EXERCISE INSTRUCTIONS:
Return every line below exactly as written.

SOURCE MATERIAL:

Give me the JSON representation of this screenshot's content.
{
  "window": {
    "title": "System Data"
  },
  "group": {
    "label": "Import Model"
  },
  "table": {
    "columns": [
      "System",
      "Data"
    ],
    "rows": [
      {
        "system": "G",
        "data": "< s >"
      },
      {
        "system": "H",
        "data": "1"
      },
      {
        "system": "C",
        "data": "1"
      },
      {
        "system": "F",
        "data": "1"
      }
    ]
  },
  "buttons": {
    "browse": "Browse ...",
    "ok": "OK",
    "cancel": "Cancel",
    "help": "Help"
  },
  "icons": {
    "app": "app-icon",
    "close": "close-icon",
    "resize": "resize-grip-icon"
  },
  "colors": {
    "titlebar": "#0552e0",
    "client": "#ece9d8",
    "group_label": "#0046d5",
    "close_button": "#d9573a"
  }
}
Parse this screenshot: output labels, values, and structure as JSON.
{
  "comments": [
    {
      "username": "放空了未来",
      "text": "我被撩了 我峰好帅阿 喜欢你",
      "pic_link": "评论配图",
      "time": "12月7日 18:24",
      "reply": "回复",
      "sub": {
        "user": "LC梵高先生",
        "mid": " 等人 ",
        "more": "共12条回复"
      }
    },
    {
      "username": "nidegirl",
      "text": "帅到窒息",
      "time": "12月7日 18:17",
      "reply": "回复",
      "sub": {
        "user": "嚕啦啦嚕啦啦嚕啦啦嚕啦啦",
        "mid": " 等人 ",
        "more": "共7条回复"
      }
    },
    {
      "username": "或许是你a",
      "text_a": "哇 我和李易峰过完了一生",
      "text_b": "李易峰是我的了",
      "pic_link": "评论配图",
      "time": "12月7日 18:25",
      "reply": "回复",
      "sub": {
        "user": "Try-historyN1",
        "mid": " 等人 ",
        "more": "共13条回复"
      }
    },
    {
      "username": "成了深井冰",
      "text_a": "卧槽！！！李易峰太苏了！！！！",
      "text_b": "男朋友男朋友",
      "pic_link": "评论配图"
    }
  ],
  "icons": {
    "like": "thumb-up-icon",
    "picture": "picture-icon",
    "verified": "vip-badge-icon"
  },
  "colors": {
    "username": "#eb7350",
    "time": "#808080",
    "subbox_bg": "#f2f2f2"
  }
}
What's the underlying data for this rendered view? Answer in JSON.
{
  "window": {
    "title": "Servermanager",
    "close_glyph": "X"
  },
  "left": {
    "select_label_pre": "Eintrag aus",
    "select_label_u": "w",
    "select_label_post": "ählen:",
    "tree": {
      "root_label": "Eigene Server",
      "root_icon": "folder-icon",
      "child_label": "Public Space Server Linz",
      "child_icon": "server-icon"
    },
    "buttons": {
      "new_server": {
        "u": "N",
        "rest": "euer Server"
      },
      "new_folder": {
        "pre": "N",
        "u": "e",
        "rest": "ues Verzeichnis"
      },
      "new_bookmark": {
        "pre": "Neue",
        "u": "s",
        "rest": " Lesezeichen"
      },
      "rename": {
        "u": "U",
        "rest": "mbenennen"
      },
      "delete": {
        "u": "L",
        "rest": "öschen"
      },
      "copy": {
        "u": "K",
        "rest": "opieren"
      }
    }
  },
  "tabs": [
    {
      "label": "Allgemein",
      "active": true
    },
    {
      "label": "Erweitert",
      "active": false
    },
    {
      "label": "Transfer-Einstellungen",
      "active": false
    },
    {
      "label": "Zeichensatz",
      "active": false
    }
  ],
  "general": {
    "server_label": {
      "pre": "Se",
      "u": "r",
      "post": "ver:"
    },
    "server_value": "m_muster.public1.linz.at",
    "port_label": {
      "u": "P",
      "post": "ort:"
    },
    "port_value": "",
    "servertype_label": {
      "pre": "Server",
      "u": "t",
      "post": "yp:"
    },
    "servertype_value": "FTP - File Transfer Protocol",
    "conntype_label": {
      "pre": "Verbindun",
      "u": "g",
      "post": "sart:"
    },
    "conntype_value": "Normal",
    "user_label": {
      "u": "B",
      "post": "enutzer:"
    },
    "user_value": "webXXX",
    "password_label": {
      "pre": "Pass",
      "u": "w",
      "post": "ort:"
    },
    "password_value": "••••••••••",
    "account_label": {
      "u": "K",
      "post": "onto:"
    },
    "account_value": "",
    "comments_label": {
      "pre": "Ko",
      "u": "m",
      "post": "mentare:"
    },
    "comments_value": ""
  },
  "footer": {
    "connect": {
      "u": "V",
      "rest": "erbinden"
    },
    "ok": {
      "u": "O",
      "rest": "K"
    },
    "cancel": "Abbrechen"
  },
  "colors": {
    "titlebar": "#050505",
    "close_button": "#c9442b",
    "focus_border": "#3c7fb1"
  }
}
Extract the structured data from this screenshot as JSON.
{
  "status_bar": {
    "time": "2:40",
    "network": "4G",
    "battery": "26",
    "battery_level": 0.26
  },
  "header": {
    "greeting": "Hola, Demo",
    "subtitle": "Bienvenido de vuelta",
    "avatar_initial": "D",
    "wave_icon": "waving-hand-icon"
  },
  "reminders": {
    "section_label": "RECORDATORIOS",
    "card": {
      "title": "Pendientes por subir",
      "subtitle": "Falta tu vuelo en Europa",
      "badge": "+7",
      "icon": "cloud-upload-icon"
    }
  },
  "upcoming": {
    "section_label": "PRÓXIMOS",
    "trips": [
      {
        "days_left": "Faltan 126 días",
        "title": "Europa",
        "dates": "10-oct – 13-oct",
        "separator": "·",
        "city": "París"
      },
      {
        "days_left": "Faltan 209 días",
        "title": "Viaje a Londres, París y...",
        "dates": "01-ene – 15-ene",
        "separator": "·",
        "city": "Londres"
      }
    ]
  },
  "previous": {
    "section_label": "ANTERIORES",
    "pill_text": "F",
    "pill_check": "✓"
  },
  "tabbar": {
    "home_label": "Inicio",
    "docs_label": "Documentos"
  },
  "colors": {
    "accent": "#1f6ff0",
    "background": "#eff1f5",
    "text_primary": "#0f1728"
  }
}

ANSWER BOX:
Give me the JSON representation of this screenshot's content.
{
  "window": {
    "title": "System Data"
  },
  "group": {
    "label": "Import Model"
  },
  "table": {
    "columns": [
      "System",
      "Data"
    ],
    "rows": [
      {
        "system": "G",
        "data": "< s >"
      },
      {
        "system": "H",
        "data": "1"
      },
      {
        "system": "C",
        "data": "1"
      },
      {
        "system": "F",
        "data": "1"
      }
    ]
  },
  "buttons": {
    "browse": "Browse ...",
    "ok": "OK",
    "cancel": "Cancel",
    "help": "Help"
  },
  "icons": {
    "app": "app-icon",
    "close": "close-icon",
    "resize": "resize-grip-icon"
  },
  "colors": {
    "titlebar": "#0552e0",
    "client": "#ece9d8",
    "group_label": "#0046d5",
    "close_button": "#d9573a"
  }
}
Parse this screenshot: output labels, values, and structure as JSON.
{
  "comments": [
    {
      "username": "放空了未来",
      "text": "我被撩了 我峰好帅阿 喜欢你",
      "pic_link": "评论配图",
      "time": "12月7日 18:24",
      "reply": "回复",
      "sub": {
        "user": "LC梵高先生",
        "mid": " 等人 ",
        "more": "共12条回复"
      }
    },
    {
      "username": "nidegirl",
      "text": "帅到窒息",
      "time": "12月7日 18:17",
      "reply": "回复",
      "sub": {
        "user": "嚕啦啦嚕啦啦嚕啦啦嚕啦啦",
        "mid": " 等人 ",
        "more": "共7条回复"
      }
    },
    {
      "username": "或许是你a",
      "text_a": "哇 我和李易峰过完了一生",
      "text_b": "李易峰是我的了",
      "pic_link": "评论配图",
      "time": "12月7日 18:25",
      "reply": "回复",
      "sub": {
        "user": "Try-historyN1",
        "mid": " 等人 ",
        "more": "共13条回复"
      }
    },
    {
      "username": "成了深井冰",
      "text_a": "卧槽！！！李易峰太苏了！！！！",
      "text_b": "男朋友男朋友",
      "pic_link": "评论配图"
    }
  ],
  "icons": {
    "like": "thumb-up-icon",
    "picture": "picture-icon",
    "verified": "vip-badge-icon"
  },
  "colors": {
    "username": "#eb7350",
    "time": "#808080",
    "subbox_bg": "#f2f2f2"
  }
}
What's the underlying data for this rendered view? Answer in JSON.
{
  "window": {
    "title": "Servermanager",
    "close_glyph": "X"
  },
  "left": {
    "select_label_pre": "Eintrag aus",
    "select_label_u": "w",
    "select_label_post": "ählen:",
    "tree": {
      "root_label": "Eigene Server",
      "root_icon": "folder-icon",
      "child_label": "Public Space Server Linz",
      "child_icon": "server-icon"
    },
    "buttons": {
      "new_server": {
        "u": "N",
        "rest": "euer Server"
      },
      "new_folder": {
        "pre": "N",
        "u": "e",
        "rest": "ues Verzeichnis"
      },
      "new_bookmark": {
        "pre": "Neue",
        "u": "s",
        "rest": " Lesezeichen"
      },
      "rename": {
        "u": "U",
        "rest": "mbenennen"
      },
      "delete": {
        "u": "L",
        "rest": "öschen"
      },
      "copy": {
        "u": "K",
        "rest": "opieren"
      }
    }
  },
  "tabs": [
    {
      "label": "Allgemein",
      "active": true
    },
    {
      "label": "Erweitert",
      "active": false
    },
    {
      "label": "Transfer-Einstellungen",
      "active": false
    },
    {
      "label": "Zeichensatz",
      "active": false
    }
  ],
  "general": {
    "server_label": {
      "pre": "Se",
      "u": "r",
      "post": "ver:"
    },
    "server_value": "m_muster.public1.linz.at",
    "port_label": {
      "u": "P",
      "post": "ort:"
    },
    "port_value": "",
    "servertype_label": {
      "pre": "Server",
      "u": "t",
      "post": "yp:"
    },
    "servertype_value": "FTP - File Transfer Protocol",
    "conntype_label": {
      "pre": "Verbindun",
      "u": "g",
      "post": "sart:"
    },
    "conntype_value": "Normal",
    "user_label": {
      "u": "B",
      "post": "enutzer:"
    },
    "user_value": "webXXX",
    "password_label": {
      "pre": "Pass",
      "u": "w",
      "post": "ort:"
    },
    "password_value": "••••••••••",
    "account_label": {
      "u": "K",
      "post": "onto:"
    },
    "account_value": "",
    "comments_label": {
      "pre": "Ko",
      "u": "m",
      "post": "mentare:"
    },
    "comments_value": ""
  },
  "footer": {
    "connect": {
      "u": "V",
      "rest": "erbinden"
    },
    "ok": {
      "u": "O",
      "rest": "K"
    },
    "cancel": "Abbrechen"
  },
  "colors": {
    "titlebar": "#050505",
    "close_button": "#c9442b",
    "focus_border": "#3c7fb1"
  }
}
Extract the structured data from this screenshot as JSON.
{
  "status_bar": {
    "time": "2:40",
    "network": "4G",
    "battery": "26",
    "battery_level": 0.26
  },
  "header": {
    "greeting": "Hola, Demo",
    "subtitle": "Bienvenido de vuelta",
    "avatar_initial": "D",
    "wave_icon": "waving-hand-icon"
  },
  "reminders": {
    "section_label": "RECORDATORIOS",
    "card": {
      "title": "Pendientes por subir",
      "subtitle": "Falta tu vuelo en Europa",
      "badge": "+7",
      "icon": "cloud-upload-icon"
    }
  },
  "upcoming": {
    "section_label": "PRÓXIMOS",
    "trips": [
      {
        "days_left": "Faltan 126 días",
        "title": "Europa",
        "dates": "10-oct – 13-oct",
        "separator": "·",
        "city": "París"
      },
      {
        "days_left": "Faltan 209 días",
        "title": "Viaje a Londres, París y...",
        "dates": "01-ene – 15-ene",
        "separator": "·",
        "city": "Londres"
      }
    ]
  },
  "previous": {
    "section_label": "ANTERIORES",
    "pill_text": "F",
    "pill_check": "✓"
  },
  "tabbar": {
    "home_label": "Inicio",
    "docs_label": "Documentos"
  },
  "colors": {
    "accent": "#1f6ff0",
    "background": "#eff1f5",
    "text_primary": "#0f1728"
  }
}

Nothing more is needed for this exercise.